--- Task ---
The records below need to be set down again exactly; their images stay out.

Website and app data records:
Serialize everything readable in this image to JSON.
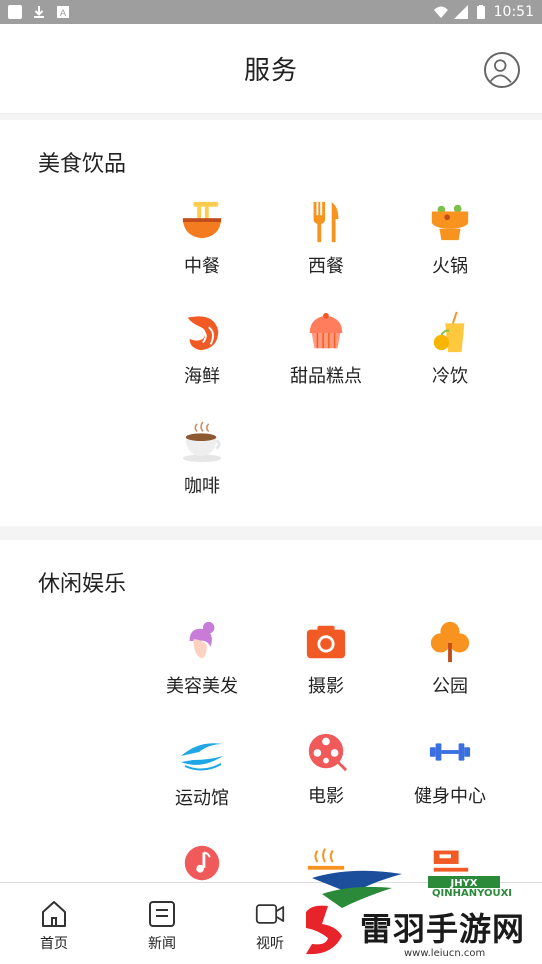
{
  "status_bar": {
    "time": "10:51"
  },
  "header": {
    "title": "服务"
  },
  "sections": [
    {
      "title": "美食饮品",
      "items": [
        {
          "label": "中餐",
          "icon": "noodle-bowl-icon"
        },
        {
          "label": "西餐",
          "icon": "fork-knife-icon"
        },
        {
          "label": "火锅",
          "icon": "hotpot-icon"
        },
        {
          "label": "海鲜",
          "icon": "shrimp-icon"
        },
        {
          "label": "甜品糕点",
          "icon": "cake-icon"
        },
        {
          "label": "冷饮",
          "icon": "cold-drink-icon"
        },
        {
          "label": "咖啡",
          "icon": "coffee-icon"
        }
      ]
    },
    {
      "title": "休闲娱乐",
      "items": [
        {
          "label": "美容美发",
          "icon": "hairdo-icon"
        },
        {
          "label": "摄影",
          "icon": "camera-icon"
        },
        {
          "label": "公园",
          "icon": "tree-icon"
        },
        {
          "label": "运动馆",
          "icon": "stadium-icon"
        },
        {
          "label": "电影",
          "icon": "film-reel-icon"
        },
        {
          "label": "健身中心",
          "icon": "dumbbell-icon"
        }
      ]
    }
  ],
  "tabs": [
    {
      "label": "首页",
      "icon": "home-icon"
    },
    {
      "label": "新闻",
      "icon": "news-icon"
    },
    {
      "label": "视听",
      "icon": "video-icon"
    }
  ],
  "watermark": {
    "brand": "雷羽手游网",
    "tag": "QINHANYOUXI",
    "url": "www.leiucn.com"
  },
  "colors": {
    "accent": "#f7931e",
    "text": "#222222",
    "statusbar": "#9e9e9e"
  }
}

--- Solution to this exercise ---
Serialize everything readable in this image to JSON.
{
  "status_bar": {
    "time": "10:51"
  },
  "header": {
    "title": "服务"
  },
  "sections": [
    {
      "title": "美食饮品",
      "items": [
        {
          "label": "中餐",
          "icon": "noodle-bowl-icon"
        },
        {
          "label": "西餐",
          "icon": "fork-knife-icon"
        },
        {
          "label": "火锅",
          "icon": "hotpot-icon"
        },
        {
          "label": "海鲜",
          "icon": "shrimp-icon"
        },
        {
          "label": "甜品糕点",
          "icon": "cake-icon"
        },
        {
          "label": "冷饮",
          "icon": "cold-drink-icon"
        },
        {
          "label": "咖啡",
          "icon": "coffee-icon"
        }
      ]
    },
    {
      "title": "休闲娱乐",
      "items": [
        {
          "label": "美容美发",
          "icon": "hairdo-icon"
        },
        {
          "label": "摄影",
          "icon": "camera-icon"
        },
        {
          "label": "公园",
          "icon": "tree-icon"
        },
        {
          "label": "运动馆",
          "icon": "stadium-icon"
        },
        {
          "label": "电影",
          "icon": "film-reel-icon"
        },
        {
          "label": "健身中心",
          "icon": "dumbbell-icon"
        }
      ]
    }
  ],
  "tabs": [
    {
      "label": "首页",
      "icon": "home-icon"
    },
    {
      "label": "新闻",
      "icon": "news-icon"
    },
    {
      "label": "视听",
      "icon": "video-icon"
    }
  ],
  "watermark": {
    "brand": "雷羽手游网",
    "tag": "QINHANYOUXI",
    "url": "www.leiucn.com"
  },
  "colors": {
    "accent": "#f7931e",
    "text": "#222222",
    "statusbar": "#9e9e9e"
  }
}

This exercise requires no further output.